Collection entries
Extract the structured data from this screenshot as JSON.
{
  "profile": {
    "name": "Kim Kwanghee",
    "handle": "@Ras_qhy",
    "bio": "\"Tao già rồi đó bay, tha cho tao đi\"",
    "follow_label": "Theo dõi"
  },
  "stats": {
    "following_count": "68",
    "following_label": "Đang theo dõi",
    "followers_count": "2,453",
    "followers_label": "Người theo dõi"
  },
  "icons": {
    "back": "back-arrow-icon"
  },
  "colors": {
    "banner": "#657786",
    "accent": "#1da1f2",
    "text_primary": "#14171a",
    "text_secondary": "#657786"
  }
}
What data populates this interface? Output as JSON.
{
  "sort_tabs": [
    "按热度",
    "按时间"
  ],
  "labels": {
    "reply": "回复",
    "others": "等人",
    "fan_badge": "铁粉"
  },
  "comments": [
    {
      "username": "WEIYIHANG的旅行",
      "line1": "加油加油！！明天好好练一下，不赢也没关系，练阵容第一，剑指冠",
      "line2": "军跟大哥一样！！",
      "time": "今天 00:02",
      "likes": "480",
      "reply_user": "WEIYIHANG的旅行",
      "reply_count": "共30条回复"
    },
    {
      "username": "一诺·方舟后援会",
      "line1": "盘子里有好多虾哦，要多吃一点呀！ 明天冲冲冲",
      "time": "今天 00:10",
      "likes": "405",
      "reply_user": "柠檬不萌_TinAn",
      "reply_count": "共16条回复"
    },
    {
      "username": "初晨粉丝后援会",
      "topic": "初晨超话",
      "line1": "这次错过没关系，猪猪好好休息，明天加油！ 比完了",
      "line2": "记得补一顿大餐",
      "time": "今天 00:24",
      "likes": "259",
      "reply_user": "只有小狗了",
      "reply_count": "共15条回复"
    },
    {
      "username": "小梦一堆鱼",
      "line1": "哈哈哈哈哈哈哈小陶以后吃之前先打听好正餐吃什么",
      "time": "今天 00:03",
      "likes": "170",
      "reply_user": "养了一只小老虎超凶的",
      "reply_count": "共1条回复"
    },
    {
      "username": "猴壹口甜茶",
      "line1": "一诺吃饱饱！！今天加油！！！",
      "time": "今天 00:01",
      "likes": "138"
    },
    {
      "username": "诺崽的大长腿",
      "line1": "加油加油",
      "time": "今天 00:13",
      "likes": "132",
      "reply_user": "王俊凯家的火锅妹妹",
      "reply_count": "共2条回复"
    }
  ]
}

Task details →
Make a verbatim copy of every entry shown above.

Response to the task →
Extract the structured data from this screenshot as JSON.
{
  "profile": {
    "name": "Kim Kwanghee",
    "handle": "@Ras_qhy",
    "bio": "\"Tao già rồi đó bay, tha cho tao đi\"",
    "follow_label": "Theo dõi"
  },
  "stats": {
    "following_count": "68",
    "following_label": "Đang theo dõi",
    "followers_count": "2,453",
    "followers_label": "Người theo dõi"
  },
  "icons": {
    "back": "back-arrow-icon"
  },
  "colors": {
    "banner": "#657786",
    "accent": "#1da1f2",
    "text_primary": "#14171a",
    "text_secondary": "#657786"
  }
}
What data populates this interface? Output as JSON.
{
  "sort_tabs": [
    "按热度",
    "按时间"
  ],
  "labels": {
    "reply": "回复",
    "others": "等人",
    "fan_badge": "铁粉"
  },
  "comments": [
    {
      "username": "WEIYIHANG的旅行",
      "line1": "加油加油！！明天好好练一下，不赢也没关系，练阵容第一，剑指冠",
      "line2": "军跟大哥一样！！",
      "time": "今天 00:02",
      "likes": "480",
      "reply_user": "WEIYIHANG的旅行",
      "reply_count": "共30条回复"
    },
    {
      "username": "一诺·方舟后援会",
      "line1": "盘子里有好多虾哦，要多吃一点呀！ 明天冲冲冲",
      "time": "今天 00:10",
      "likes": "405",
      "reply_user": "柠檬不萌_TinAn",
      "reply_count": "共16条回复"
    },
    {
      "username": "初晨粉丝后援会",
      "topic": "初晨超话",
      "line1": "这次错过没关系，猪猪好好休息，明天加油！ 比完了",
      "line2": "记得补一顿大餐",
      "time": "今天 00:24",
      "likes": "259",
      "reply_user": "只有小狗了",
      "reply_count": "共15条回复"
    },
    {
      "username": "小梦一堆鱼",
      "line1": "哈哈哈哈哈哈哈小陶以后吃之前先打听好正餐吃什么",
      "time": "今天 00:03",
      "likes": "170",
      "reply_user": "养了一只小老虎超凶的",
      "reply_count": "共1条回复"
    },
    {
      "username": "猴壹口甜茶",
      "line1": "一诺吃饱饱！！今天加油！！！",
      "time": "今天 00:01",
      "likes": "138"
    },
    {
      "username": "诺崽的大长腿",
      "line1": "加油加油",
      "time": "今天 00:13",
      "likes": "132",
      "reply_user": "王俊凯家的火锅妹妹",
      "reply_count": "共2条回复"
    }
  ]
}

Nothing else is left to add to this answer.